Every day the admins on the Women In Trucking Association Facebook page scan the posts for negativity, profanity and just plain nastiness. Every day someone is banned from the site because they can’t seem to keep his or her comments civil.
Why can’t we show more kindness, empathy and just be nice?
Believe it or not, there are biological reasons why our brains lean toward negativity. It goes back to the Stone Age and our tendency to be more concerned about survival than kindness. Avoiding a predator was crucial, so staying away from a tiger was more critical than petting a friendly dog.
Another study found that we are less likely to be mean toward someone who is physically close to us, and since the internet separates us physically, we’re not thinking of the targeted victim as someone nearby. There is also research suggesting that communication without the nonverbal component (gestures, body language, etc.) increases an adverse reaction to the “perceived threat” from another person.
I cannot handle mean people.
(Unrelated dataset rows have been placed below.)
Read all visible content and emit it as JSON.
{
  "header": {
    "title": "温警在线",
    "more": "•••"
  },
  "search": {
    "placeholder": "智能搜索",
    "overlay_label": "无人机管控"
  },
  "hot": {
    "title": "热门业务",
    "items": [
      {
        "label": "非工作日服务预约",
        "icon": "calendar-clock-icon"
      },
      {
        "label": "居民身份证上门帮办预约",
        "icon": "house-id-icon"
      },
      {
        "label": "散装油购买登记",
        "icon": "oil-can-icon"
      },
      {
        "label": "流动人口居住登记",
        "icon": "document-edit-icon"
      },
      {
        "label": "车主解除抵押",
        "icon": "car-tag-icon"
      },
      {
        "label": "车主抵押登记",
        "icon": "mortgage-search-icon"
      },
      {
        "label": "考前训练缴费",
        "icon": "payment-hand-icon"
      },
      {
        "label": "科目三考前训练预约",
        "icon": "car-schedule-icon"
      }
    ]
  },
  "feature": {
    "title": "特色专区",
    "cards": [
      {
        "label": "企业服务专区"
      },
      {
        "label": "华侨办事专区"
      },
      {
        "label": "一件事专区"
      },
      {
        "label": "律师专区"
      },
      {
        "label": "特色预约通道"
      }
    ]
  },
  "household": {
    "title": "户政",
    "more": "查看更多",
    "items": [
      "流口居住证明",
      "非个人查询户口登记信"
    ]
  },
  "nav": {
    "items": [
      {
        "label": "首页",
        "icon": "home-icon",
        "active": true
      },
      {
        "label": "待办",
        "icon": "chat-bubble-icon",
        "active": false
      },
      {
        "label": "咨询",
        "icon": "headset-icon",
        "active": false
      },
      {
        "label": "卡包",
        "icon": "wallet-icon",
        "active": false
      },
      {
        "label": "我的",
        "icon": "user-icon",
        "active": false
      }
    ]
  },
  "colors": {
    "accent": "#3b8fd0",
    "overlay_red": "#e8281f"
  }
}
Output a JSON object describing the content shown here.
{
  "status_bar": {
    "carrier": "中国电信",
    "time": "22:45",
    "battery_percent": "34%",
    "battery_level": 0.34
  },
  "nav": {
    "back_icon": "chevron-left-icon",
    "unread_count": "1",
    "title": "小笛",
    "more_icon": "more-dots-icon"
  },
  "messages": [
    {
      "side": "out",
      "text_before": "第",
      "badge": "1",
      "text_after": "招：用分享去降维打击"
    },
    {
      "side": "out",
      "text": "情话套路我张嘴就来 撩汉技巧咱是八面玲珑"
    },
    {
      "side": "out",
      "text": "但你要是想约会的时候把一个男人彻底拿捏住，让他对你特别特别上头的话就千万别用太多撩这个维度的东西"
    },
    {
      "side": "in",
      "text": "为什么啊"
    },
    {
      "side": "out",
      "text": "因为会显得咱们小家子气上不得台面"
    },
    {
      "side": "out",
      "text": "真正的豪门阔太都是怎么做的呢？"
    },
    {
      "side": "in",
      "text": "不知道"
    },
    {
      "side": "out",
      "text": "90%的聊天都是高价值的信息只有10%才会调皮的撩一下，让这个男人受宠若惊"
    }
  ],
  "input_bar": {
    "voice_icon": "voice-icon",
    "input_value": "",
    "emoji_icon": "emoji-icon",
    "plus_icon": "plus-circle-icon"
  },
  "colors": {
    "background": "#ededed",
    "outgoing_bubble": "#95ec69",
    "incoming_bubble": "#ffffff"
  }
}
I refuse to tolerate people who call someone names or make threats or just post unkind things about the person’s inherent traits instead of focusing on a behavior.
We’ve all been taught to “fight fair,” which means we should address what the other person said or did, and NOT who they are. Instead of saying, “You’re a jerk,” which only puts them on the defensive, how about saying,” I don’t appreciate the comment you just made about me.”
On the internet, people attack one another’s character, not their comments. When this happens, there is no chance of working through the dissention. How do you defend yourself from an assault on your character? You can’t.
As I write this, we are approaching the mid-term elections in the United States, and the attack ads are very disturbing. Why can’t the candidates focus on how they are different from their competitors and what they will do if elected? Instead, they smear their opponents and in the process, offend us, the voters.
Apparently, attack ads work because they tell a story and create empathy. Every story needs a component of conflict, and the attack on the other person gives voters the conflict to want to empathize with the “hero” in the ad. However, if the attacks are found to be false, it doesn't allow the victim to be a hero, but rather a liar, which will backfire on them instead.
So, let’s go back to why we can’t seem to get along. Wouldn’t it make more sense to stick together and support a greater cause than to intensify the conflict between us? In the trucking industry, we have company drivers versus owner-operators, Teamsters versus non-union drivers, one carrier against another, private versus for-hire fleets, and the list goes on. Drivers often feel that their counterparts get a better break, maybe earn more or have better loads or preferential treatment at a shipper or any number of reasons to resent a fellow driver.
For every person out there who drives a truck, you have so much more in common than you realize. You’re all doing the same job, for the same reason. Can we start there?
Try a little kindness. Try some empathy, and maybe your life will change. In fact, your life could be longer. A negative outlook has been proven to shorten your lifespan. Is it worth it? Many studies have connected longevity to personal happiness and a positive outlook.
You’ve probably heard the adage, “If you can’t say something nice, say nothing at all.” I have, and although it prompts me to bite my tongue often, I’ve learned just to let it go. It’s not worth my time or energy to respond to negative people, and it’s not worth yours either.
My mom always reminded me to, “consider the source,” which meant that a comment from someone I didn’t admire wasn’t worth contemplating.
Think about this the next time someone posts a negative or nasty comment on social media. They are NOT worth your time or attention, and happier people will ignore them and go on to live longer. That works for me!